Though Ford and General Motors have been bitter rivals for well over a century at this point, the latter automaker has opted not to compete with The Blue Oval in a number of ways over the past few months. That includes GM’s refusal to develop a direct competitor to the Ford F-150 Raptor R, as well as the Ford Bronco and Ford F-150 PowerBoost, among other FoMoCo hybrids. And while the Ford EcoBoost family of engines has found a competitor in Stellantis’ new Hurricane 3.0L I-6 engine lineup, it seems as if The General won’t follow suit, according to a new report from GM Authority.
GM has reportedly canceled the development of a twin-turbocharged inline-six-cylinder engine that it previously planned to build – one that seems like a natural Ford EcoBoost competitor. This powerplant was reportedly being developed for use in both full-size SUV and pickup models and would have been part of the company’s Cylinder Set Strategy (CSS), which aims to optimize engine development and production via economies of scale.

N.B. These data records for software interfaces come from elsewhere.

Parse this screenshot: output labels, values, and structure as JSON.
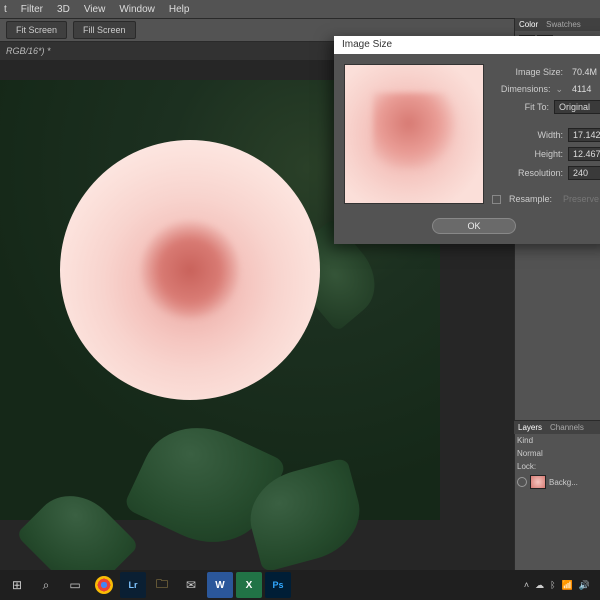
{
  "menu": {
    "items": [
      "t",
      "Filter",
      "3D",
      "View",
      "Window",
      "Help"
    ]
  },
  "toolstrip": {
    "fit": "Fit Screen",
    "fill": "Fill Screen"
  },
  "tab": {
    "label": "RGB/16*) *"
  },
  "panels": {
    "color_tab": "Color",
    "swatches_tab": "Swatches",
    "layers_tab": "Layers",
    "channels_tab": "Channels",
    "kind_label": "Kind",
    "blend_mode": "Normal",
    "lock_label": "Lock:",
    "layer_name": "Backg..."
  },
  "dialog": {
    "title": "Image Size",
    "image_size_label": "Image Size:",
    "image_size_value": "70.4M",
    "dimensions_label": "Dimensions:",
    "dimensions_value": "4114",
    "fit_to_label": "Fit To:",
    "fit_to_value": "Original",
    "width_label": "Width:",
    "width_value": "17.142",
    "height_label": "Height:",
    "height_value": "12.467",
    "resolution_label": "Resolution:",
    "resolution_value": "240",
    "resample_label": "Resample:",
    "resample_hint": "Preserve",
    "ok": "OK"
  },
  "taskbar": {
    "lr": "Lr",
    "ps": "Ps",
    "word": "W",
    "excel": "X"
  }
}
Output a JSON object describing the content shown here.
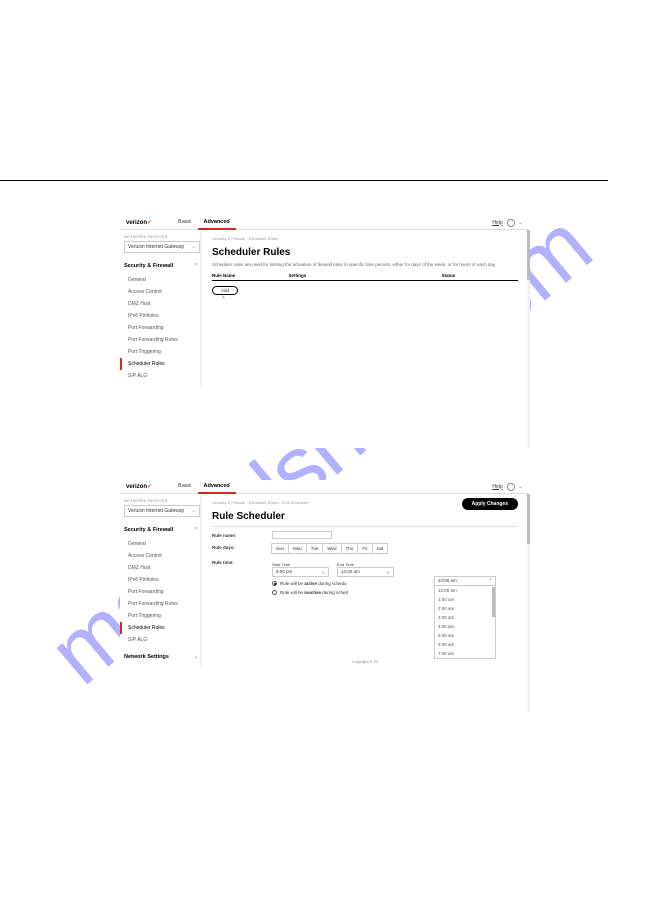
{
  "watermark": "manualshive.com",
  "header": {
    "logo": "verizon",
    "logo_check": "✓",
    "tab_basic": "Basic",
    "tab_advanced": "Advanced",
    "right_link": "Help"
  },
  "sidebar": {
    "device_label": "NETWORK DEVICES",
    "device_value": "Verizon Internet Gateway",
    "section": "Security & Firewall",
    "items": [
      "General",
      "Access Control",
      "DMZ Host",
      "IPv6 Pinholes",
      "Port Forwarding",
      "Port Forwarding Rules",
      "Port Triggering",
      "Scheduler Rules",
      "SIP ALG"
    ],
    "section2": "Network Settings"
  },
  "panel1": {
    "breadcrumb": "Security & Firewall  ›  Scheduler Rules",
    "title": "Scheduler Rules",
    "desc": "Scheduler rules are used for limiting the activation of firewall rules to specific time periods, either for days of the week, or for hours of each day.",
    "th1": "Rule Name",
    "th2": "Settings",
    "th3": "Status",
    "add": "Add",
    "cursor": "↖"
  },
  "panel2": {
    "breadcrumb": "Security & Firewall  ›  Scheduler Rules  ›  Rule Scheduler",
    "title": "Rule Scheduler",
    "apply": "Apply Changes",
    "rule_name_label": "Rule name:",
    "rule_days_label": "Rule days:",
    "days": [
      "Sun",
      "Mon",
      "Tue",
      "Wed",
      "Thu",
      "Fri",
      "Sat"
    ],
    "rule_time_label": "Rule time:",
    "start_label": "Start Time",
    "end_label": "End Time",
    "start_val": "9:00 pm",
    "end_val": "12:00 am",
    "radio_active": "Rule will be active during scheduled time",
    "radio_inactive": "Rule will be inactive during scheduled time",
    "radio_bold_active": "active",
    "radio_bold_inactive": "inactive",
    "dropdown": [
      "12:00 am",
      "1:00 am",
      "2:00 am",
      "3:00 am",
      "4:00 am",
      "5:00 am",
      "6:00 am",
      "7:00 am"
    ],
    "footer": "Copyright © 20"
  }
}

According to this report, the new six-cylinder powerplant would have been based on the existing 2.7L L3B I-4 powerplant, and would have pumped out some impressive numbers – 500 horsepower and 500 pound-feet of torque – which are, coincidentally, far higher than the automaker’s current V8 offerings used in its pickup and SUV lineup at the moment.
Given GM’s focus on electrification, this move isn’t terribly surprising, though the proposed I-6 would have helped the automaker better compete with the more efficient Ford EcoBoost lineup, as well as similar offerings from both Stellantis and Toyota. Regardless, the company will now continue to focus on its smaller L3B engine – which cranks out an impressive 310 horsepower and 430 pound-feet of torque – as well as a new line of small block V8s, surprisingly enough.
We’ll have more on everything Ford’s competition is up to soon, so be sure and subscribe to Ford Authority for comprehensive Ford news coverage.
Not a surprise and common sense. If you have the foundation in place for proven engines for several decades, why not leave it alone? If the others want to try out new turbo 4 and 6 cylinder engines, all the best to them. But GM obviously thinks it’s best not to invest in new tooling when you have a something proven in place and they are still popular across the board.
But as the article clearly states, and GM announced a couple months ago, GM IS retooling a new engine family, albeit V8s vs. the proposed turbo 6’s
If they are just as efficient and they work why change anything. Even the new engines more than likely will still carry over some of the current engines architecture
GM is living in a fantasy world, and I’m ok with that. With Ecoboost engines reliability, mileage and power, they are hard to beat.
Well there are still people out there who may not be comfortable with turbo engines. I wouldn’t rule out getting one years from now. Again, why should GM take a concept and throw it in the garbage just because FORD, STELLANTIS and TOYOTA want to try out their turbo toys and hope they don’t stink and anger customers.
well Folks. I own an EcoBoost V6! 2022 F-150, I absolutely LOVE it. “BUT”…… It has (TWO ISSUES) one that FORD Hasn’t figured out yet to this DAY??? PHASER COLD START RATTLE???? Mine has it!!! (2022) Model??? And I have this Knocking noise that I am gonna have to have Diagnosed at a Dealership at some Point. I have had it in to TWO Dealer’s so far, One gives me the OLD Can’t duplicate the Issue, (It’s NORMAL) B.S. And another Dealer say’s, NOPE, that Ain’t Normal!!! Needs to be Diagnosed and FIXED! 🤷♂️🤷♂️. Kinda Bum’s me out! A LOT…..
Hey BOOMER, I had a 1989 Windstar that had eerily similar issues…